Intrinsic and Extrinsic Motivation. What drives you?

Last week I touched on motivation and this week I want to delve a little deeper into the topic.

Let's look at my gal Zoey. Here is a picture of her performing her trick "sit pretty." Do you think Zoey likes the way "sit pretty" makes her feel?

I would wager a bet as to "NO!" Zoey is "sitting pretty" because she knows a treat is coming her way!

My pups are VERY extrinsically motivated.

Everyone is motivated by something. Psychologists have determined there are two types of motivation that explain our behaviors and how we pursue our goals: intrinsic motivation and extrinsic motivation. We may gravitate towards one motivation more than the other, but often there is a mix of both driving our behavior.

Defining the terms

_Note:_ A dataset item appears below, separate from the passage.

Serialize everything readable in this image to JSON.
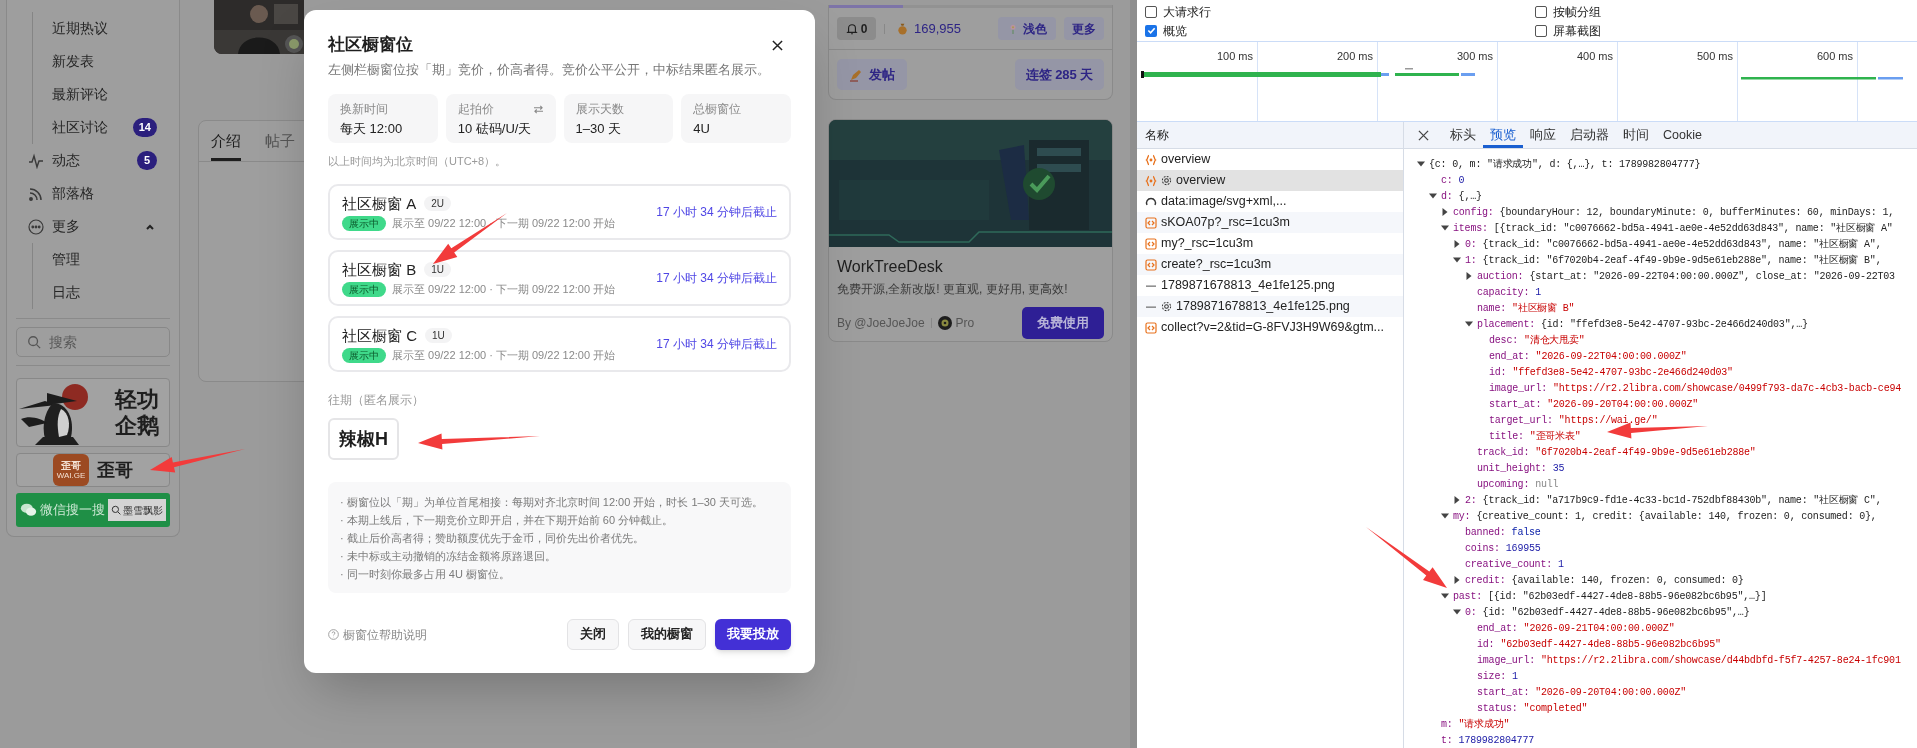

Intrinsic motivation refers to those activities you do because you find them personally rewarding. It's an internal form of motivation and plays off your internal interests and values. You perform a behavior or strive towards a goal for personal satisfaction or accomplishment.

Examples of intrinsic motivators include doing a workout because it feels good, solving a puzzle because you enjoy a challenge, taking a course because you find the topic interesting, or choosing healthy meals because you enjoy cooking them.

Extrinsic motivation is an external form of motivation. It's any reason you do the work other than the joy of doing the work itself. Anything that you are promised for doing the work and anything that you get as a result of doing the work are all extrinsic motivators. You strive towards a goal, perform a behavior, or engage in an activity to earn a reward or avoid punishment.

Examples of extrinsic motivators and rewards are things like monetary bonuses, pay raises at work for hitting specific goals, working for good grades, competing in sporting or fitness competitions for trophies, or losing weight to look better in your clothes.

Make sense?

Intrinsic and extrinsic motivation coexisting

When I first started my undergraduate studies and learned about different types of motivation, extrinsic motivation was novel to me, since most of what has always driven me was "feeling" based (and yes that has gotten me in trouble sometimes!)

Let's look at a few examples how my internal feelings have led and motivated me.

I have been exercising since my 20's because of the way it makes me feel. I married my husband because of the way he makes me feel (of course I also thought he was a great guy, smart, kind, generous, etc. but overall I loved the way I felt when I was with him.) I eat and don't eat certain foods because of the way I feel during and after eating the foods. I chose a new career path because I love helping others reach their health and fitness goals. I took Spanish because I have a sense of satisfaction when growing and learning. I keep in touch with the people I care about because I enjoy their conversation and feel thankful to have them in my life. I could go on!

Awards, recognition, fame, etc. none of the classic extrinsic motivators ever meant much to me. Or so I thought.

When I transitioned to a full-time undergraduate student early 2016, I started achieving Dean's List every semester. One semester I overloaded myself and had to change one of my classes to audit (I bit off more than I could chew that semester). Well, guess what "audit" meant for me? No Dean's List. I was really upset. I mean REALLY upset!

In reflection and hindsight, what I find most interesting about this shift within me, is that I chose my undergraduate program because I was fascinated with the curriculum. I was busting at the seams with excitement to be a part of a program that encompassed several of my FAVORITE subjects. Exercise, Nutrition, and Psychology. For those that are hockey lovers, this is a hat trick of awesomeness for me!